  19. Cummings JL, Mega M, Gray K, Rosenberg-Thompson S, Carusi DA, Gornbein J: The Neuropsychiatric Inventory: comprehensive assessment of psychopathology in dementia. Neurology 1994;44:2308–2314.
  20. Rockwood K, MacKnight C: Assessing the clinical importance of statistically significant improvement in anti-dementia drug trials. Neuroepidemiology 2001;20:51–56.
  21. Rockwood K, Black SE, Robillard A, Lussier I: Potential treatment effects of donepezil not detected in Alzheimer’s disease clinical trials: a physician survey. Int J Geriatr Psychiatry 2004;19:954–960.
  22. Birks J: Cholinesterase inhibitors for Alzheimer’s disease. Cochrane Database Syst Rev 2006;1:CD005593.
  23. Aarsland D, Bronnick K, Ehrt U, De Deyn PP, Tekin S, Emre M, et al: Neuropsychiatric symptoms in patients with Parkinson’s disease and dementia: frequency, profile and associated care giver stress. J Neurol Neurosurg Psychiatry 2007;78:36–42.
  24. Cummings JL, McRae T, Zhang R: Effects of donepezil on neuropsychiatric symptoms in patients with dementia and severe behavioral disorders. Am J Geriatr Psychiatry 2006;14:605–612.
  25. Doody R, Tariot P, Pfeiffer E, Olin J, Graham S, Bell J: Meta-analysis of 6-month memantine clinical trials in Alzheimer’s disease. Ann Neurol 2005;58:S49.

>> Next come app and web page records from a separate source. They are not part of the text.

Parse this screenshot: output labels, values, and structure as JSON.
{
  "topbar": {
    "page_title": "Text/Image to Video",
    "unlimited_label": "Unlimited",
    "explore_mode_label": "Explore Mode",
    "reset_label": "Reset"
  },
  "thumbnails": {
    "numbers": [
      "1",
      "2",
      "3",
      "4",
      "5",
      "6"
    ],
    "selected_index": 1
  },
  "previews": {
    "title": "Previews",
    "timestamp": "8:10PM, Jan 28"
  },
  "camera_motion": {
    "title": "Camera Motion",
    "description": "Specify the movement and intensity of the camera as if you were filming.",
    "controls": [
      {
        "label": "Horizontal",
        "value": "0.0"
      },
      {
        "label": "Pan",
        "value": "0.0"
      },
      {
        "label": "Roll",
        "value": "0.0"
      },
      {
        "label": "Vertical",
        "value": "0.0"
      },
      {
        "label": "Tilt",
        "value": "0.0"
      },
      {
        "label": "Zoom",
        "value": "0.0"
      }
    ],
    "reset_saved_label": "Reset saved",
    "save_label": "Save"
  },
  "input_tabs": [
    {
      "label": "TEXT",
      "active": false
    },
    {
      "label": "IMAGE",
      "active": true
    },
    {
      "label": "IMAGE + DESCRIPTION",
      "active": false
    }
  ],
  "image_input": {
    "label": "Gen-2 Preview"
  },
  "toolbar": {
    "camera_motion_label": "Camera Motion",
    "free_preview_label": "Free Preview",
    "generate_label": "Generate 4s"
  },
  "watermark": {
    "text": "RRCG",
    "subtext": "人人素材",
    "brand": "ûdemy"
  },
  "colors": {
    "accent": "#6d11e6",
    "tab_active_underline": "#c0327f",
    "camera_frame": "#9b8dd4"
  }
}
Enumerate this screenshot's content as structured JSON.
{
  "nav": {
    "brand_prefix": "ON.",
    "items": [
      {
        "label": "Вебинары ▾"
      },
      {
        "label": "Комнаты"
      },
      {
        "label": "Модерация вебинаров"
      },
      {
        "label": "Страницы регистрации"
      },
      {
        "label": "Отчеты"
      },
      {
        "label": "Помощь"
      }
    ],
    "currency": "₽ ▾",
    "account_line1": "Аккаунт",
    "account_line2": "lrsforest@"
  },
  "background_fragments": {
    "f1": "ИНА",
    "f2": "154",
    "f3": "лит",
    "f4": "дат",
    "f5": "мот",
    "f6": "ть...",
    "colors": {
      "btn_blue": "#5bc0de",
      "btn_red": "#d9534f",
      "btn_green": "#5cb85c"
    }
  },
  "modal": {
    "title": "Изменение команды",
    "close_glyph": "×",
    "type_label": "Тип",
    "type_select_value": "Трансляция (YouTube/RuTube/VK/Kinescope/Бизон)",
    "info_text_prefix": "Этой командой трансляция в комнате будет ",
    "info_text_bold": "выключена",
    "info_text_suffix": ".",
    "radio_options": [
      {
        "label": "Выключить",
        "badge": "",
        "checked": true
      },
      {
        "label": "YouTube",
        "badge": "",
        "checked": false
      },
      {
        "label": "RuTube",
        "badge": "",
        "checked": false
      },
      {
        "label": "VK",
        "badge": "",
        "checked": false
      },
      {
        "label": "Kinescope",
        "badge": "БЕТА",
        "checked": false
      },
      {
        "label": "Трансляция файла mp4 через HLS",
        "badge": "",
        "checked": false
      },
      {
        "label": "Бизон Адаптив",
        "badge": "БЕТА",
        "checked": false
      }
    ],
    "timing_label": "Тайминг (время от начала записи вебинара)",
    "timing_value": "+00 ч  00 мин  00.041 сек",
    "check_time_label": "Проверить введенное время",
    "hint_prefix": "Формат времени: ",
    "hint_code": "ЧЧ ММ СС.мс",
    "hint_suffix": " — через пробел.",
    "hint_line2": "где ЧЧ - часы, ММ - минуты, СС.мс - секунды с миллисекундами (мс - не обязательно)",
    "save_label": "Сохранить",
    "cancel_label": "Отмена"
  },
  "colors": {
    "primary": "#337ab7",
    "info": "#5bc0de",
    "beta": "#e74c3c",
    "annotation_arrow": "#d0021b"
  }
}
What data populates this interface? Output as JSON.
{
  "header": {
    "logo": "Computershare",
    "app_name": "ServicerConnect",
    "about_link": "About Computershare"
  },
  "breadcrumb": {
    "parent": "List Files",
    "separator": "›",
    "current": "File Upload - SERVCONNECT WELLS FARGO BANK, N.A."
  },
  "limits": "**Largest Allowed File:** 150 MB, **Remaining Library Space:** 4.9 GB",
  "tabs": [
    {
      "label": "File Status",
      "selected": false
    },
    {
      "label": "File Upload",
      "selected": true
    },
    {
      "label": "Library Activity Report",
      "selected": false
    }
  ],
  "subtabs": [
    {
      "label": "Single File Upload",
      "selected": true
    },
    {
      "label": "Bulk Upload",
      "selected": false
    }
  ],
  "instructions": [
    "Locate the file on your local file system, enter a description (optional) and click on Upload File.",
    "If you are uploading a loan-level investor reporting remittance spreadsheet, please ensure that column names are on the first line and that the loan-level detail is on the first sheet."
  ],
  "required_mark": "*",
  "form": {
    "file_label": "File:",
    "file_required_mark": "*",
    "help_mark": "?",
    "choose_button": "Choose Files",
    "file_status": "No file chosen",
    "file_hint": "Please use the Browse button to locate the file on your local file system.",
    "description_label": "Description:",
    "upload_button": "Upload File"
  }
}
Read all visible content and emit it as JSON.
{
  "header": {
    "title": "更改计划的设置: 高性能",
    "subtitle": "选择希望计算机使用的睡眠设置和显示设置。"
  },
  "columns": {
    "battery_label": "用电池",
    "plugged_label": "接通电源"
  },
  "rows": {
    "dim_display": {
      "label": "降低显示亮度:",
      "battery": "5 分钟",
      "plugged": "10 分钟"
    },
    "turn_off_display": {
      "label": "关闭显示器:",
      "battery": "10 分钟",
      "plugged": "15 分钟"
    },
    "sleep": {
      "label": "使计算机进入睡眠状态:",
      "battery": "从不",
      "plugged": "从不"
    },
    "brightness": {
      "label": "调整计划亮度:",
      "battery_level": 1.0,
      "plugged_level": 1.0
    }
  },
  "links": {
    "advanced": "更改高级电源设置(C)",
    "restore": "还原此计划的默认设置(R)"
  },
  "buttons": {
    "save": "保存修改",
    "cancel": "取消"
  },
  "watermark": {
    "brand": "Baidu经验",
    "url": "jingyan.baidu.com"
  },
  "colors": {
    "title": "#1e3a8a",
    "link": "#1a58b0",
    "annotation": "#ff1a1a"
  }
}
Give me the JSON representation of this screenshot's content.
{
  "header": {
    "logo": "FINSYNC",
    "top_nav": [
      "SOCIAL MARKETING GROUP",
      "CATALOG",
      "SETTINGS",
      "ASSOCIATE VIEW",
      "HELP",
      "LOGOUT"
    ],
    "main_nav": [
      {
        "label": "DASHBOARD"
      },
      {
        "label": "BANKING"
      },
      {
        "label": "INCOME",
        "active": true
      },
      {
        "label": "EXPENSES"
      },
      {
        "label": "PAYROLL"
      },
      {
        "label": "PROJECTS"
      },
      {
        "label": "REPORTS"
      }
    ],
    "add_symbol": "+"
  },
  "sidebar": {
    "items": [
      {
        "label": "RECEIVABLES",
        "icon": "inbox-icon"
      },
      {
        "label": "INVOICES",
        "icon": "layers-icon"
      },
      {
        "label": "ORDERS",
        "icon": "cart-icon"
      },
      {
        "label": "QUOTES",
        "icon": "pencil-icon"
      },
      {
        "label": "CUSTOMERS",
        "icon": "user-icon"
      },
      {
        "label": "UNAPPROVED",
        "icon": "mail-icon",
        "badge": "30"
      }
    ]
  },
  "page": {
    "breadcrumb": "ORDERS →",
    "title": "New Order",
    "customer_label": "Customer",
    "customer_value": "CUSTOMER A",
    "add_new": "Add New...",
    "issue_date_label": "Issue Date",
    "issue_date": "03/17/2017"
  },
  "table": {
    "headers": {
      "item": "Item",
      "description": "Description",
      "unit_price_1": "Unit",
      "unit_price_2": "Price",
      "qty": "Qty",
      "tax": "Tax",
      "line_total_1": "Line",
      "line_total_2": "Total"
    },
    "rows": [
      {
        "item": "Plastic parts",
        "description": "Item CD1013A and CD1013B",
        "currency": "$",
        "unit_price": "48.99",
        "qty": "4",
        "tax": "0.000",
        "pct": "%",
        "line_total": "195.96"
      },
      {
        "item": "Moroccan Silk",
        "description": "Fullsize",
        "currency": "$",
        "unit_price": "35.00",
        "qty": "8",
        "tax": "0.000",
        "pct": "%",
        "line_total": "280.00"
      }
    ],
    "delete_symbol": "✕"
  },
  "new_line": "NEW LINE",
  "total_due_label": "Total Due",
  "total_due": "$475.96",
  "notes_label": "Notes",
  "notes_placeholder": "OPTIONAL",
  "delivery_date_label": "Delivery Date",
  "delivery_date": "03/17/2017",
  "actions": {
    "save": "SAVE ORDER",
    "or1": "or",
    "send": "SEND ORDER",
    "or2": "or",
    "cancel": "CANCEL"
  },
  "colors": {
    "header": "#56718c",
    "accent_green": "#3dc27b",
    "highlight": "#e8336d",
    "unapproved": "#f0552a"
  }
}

  26. McShane R, Areosa Sastre A, Minakaran N: Memantine for dementia. Cochrane Database Syst Rev 2006;2:CD003154.

    External Resources